## Work to be completed
Which lines below contain "kind"? Pull them out.

:: Supplied information ::

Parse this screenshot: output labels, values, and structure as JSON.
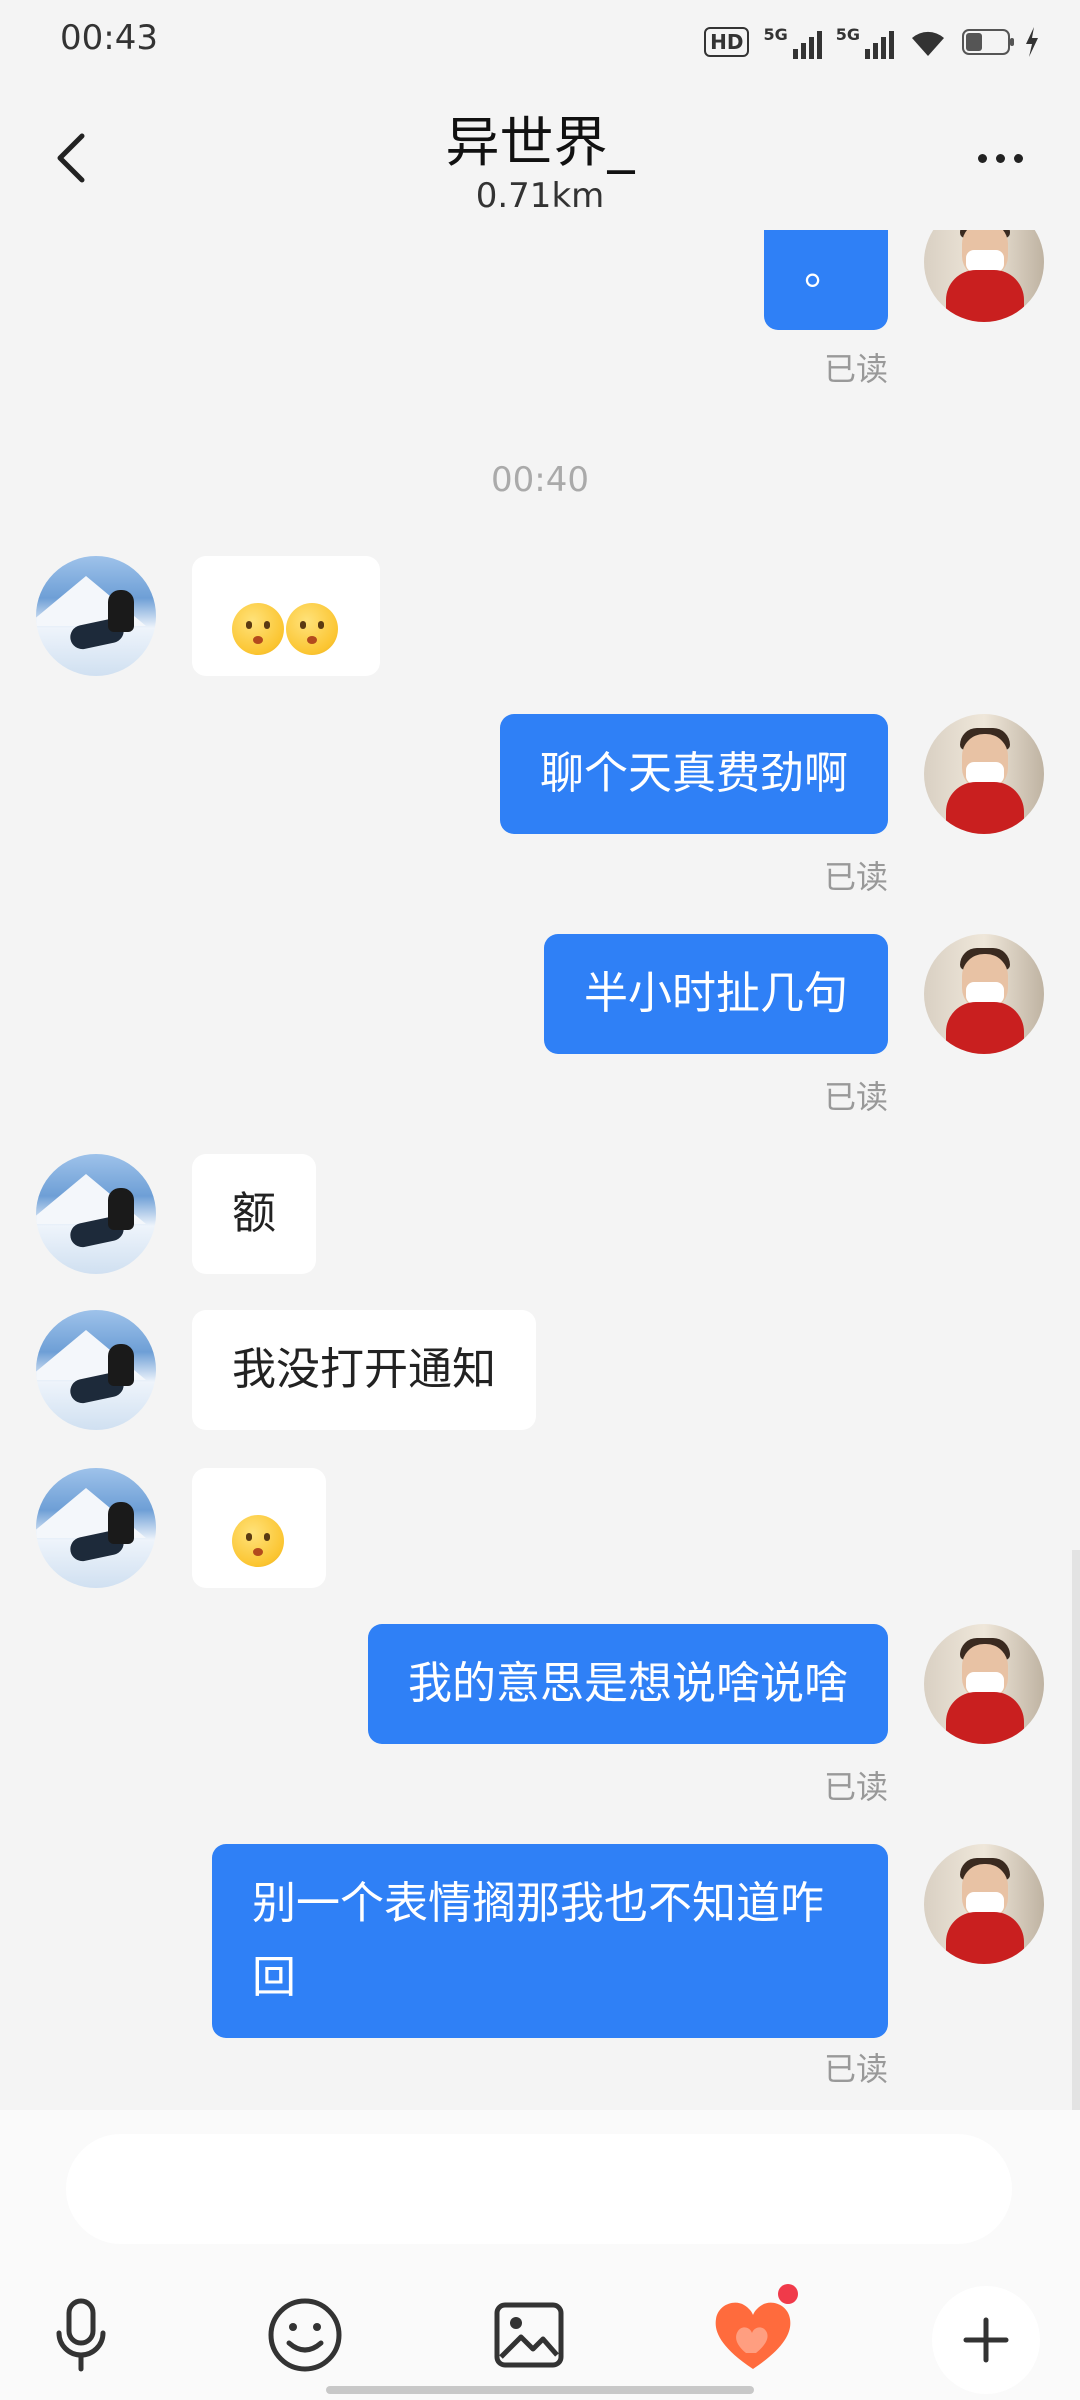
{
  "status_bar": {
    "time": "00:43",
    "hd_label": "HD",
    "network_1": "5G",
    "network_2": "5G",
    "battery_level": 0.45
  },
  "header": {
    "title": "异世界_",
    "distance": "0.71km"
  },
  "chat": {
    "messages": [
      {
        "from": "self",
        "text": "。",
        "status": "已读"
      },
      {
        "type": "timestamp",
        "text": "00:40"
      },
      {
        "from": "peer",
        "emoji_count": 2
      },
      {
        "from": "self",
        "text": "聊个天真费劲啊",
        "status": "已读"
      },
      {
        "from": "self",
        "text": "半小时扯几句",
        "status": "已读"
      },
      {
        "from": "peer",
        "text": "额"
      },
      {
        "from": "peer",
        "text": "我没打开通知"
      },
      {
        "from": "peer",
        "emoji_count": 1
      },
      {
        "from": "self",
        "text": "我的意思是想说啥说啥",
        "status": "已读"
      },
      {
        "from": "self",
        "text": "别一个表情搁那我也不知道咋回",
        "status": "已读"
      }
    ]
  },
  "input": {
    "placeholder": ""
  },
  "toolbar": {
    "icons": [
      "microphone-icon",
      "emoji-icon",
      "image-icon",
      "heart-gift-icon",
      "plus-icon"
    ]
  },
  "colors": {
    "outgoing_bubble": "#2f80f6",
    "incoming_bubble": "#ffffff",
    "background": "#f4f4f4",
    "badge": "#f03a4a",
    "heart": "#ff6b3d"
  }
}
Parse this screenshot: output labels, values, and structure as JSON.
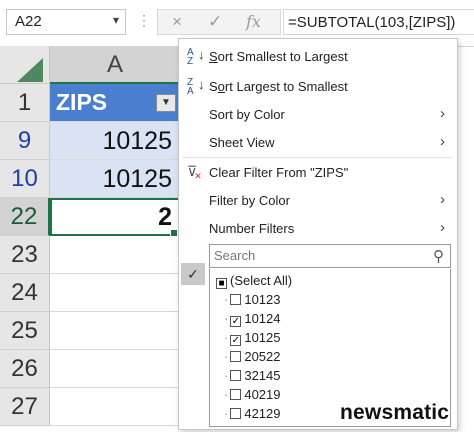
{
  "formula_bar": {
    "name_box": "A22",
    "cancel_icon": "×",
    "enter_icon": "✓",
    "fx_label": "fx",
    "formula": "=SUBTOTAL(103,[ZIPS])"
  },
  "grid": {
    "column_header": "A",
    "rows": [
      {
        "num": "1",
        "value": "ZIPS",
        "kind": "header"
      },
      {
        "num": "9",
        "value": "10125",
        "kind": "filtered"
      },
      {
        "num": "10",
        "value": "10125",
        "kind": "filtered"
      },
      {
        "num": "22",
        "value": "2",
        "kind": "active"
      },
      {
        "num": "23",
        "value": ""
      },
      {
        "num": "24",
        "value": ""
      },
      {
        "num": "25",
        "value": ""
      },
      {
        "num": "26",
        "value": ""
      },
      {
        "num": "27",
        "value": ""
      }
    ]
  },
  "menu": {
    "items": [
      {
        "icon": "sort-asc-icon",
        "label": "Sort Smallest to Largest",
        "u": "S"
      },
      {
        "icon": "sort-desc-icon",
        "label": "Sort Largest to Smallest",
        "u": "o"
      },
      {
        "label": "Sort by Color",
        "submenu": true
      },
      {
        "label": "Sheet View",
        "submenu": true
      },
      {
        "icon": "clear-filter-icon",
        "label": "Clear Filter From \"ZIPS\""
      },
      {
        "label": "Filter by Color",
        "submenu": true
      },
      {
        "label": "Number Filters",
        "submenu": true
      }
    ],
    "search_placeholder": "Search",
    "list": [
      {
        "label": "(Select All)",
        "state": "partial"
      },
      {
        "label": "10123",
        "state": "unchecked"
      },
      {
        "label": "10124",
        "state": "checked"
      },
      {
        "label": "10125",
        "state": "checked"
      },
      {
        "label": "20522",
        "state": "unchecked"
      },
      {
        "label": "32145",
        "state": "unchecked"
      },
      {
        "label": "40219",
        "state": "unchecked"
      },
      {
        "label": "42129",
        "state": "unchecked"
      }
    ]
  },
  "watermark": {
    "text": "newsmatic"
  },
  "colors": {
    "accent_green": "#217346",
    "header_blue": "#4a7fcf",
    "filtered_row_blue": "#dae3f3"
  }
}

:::
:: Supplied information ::

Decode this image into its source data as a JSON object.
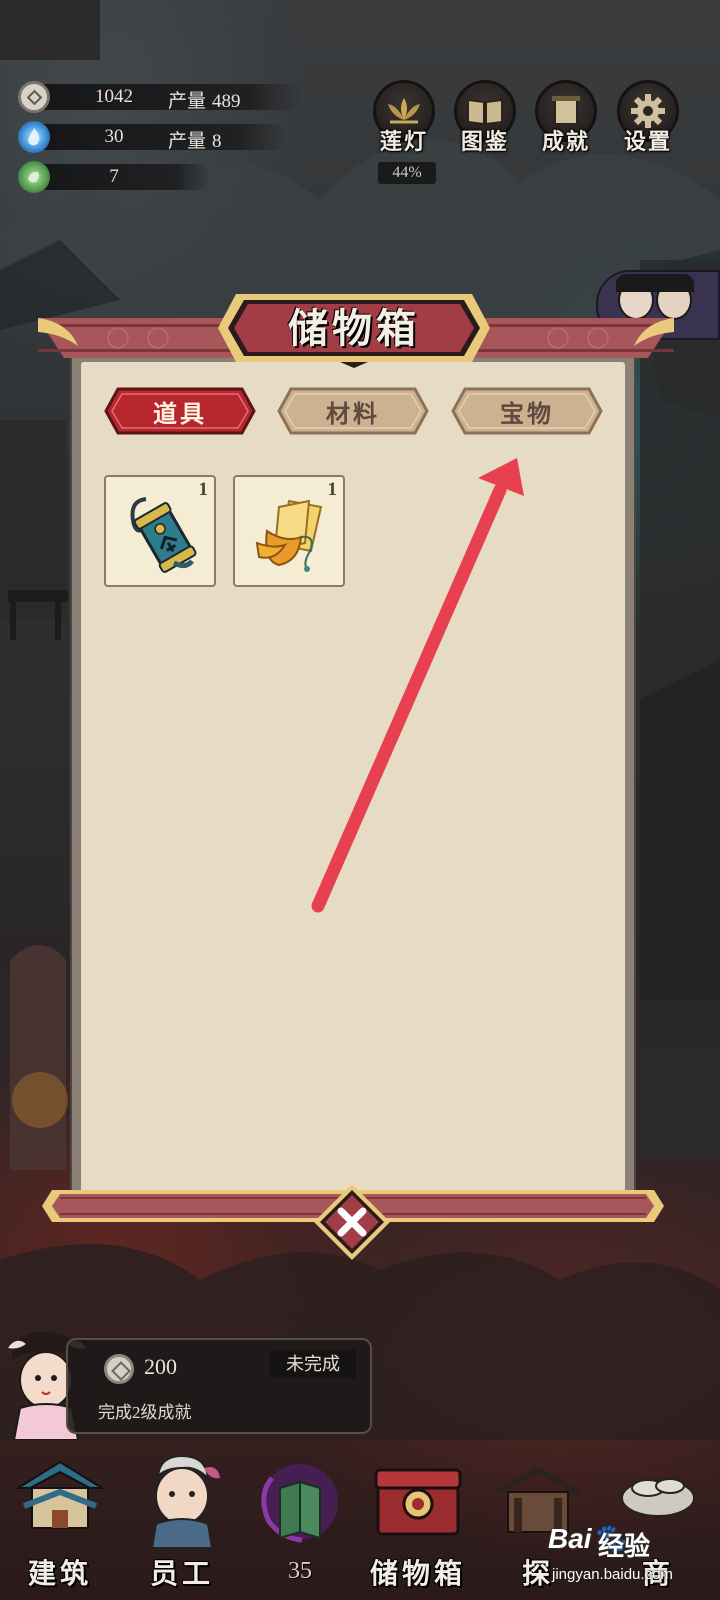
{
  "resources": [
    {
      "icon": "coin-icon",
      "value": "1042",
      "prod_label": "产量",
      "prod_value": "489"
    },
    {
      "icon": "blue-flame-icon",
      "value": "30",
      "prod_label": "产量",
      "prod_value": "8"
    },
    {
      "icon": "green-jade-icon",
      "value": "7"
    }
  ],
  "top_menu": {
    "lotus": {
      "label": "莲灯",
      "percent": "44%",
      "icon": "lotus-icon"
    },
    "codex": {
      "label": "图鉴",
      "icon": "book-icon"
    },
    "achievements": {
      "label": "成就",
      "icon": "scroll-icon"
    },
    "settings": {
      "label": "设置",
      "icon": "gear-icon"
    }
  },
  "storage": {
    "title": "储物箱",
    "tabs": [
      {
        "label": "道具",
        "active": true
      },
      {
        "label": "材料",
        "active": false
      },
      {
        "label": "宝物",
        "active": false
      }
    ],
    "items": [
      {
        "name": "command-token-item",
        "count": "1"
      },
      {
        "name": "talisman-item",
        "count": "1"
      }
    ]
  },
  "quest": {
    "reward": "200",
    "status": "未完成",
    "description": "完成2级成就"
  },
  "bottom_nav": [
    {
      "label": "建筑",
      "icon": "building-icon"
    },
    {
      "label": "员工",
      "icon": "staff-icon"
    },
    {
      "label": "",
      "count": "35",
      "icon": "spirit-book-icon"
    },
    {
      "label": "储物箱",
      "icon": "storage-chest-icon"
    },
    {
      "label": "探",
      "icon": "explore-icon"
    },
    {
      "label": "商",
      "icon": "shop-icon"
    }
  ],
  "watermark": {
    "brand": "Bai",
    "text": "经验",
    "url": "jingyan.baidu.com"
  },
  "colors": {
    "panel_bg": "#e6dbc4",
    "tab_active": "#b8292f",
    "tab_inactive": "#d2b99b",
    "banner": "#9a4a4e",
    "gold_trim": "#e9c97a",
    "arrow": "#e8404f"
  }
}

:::

## The answer
        "kind": "header"
        "kind": "filtered"
        "kind": "filtered"
        "kind": "active"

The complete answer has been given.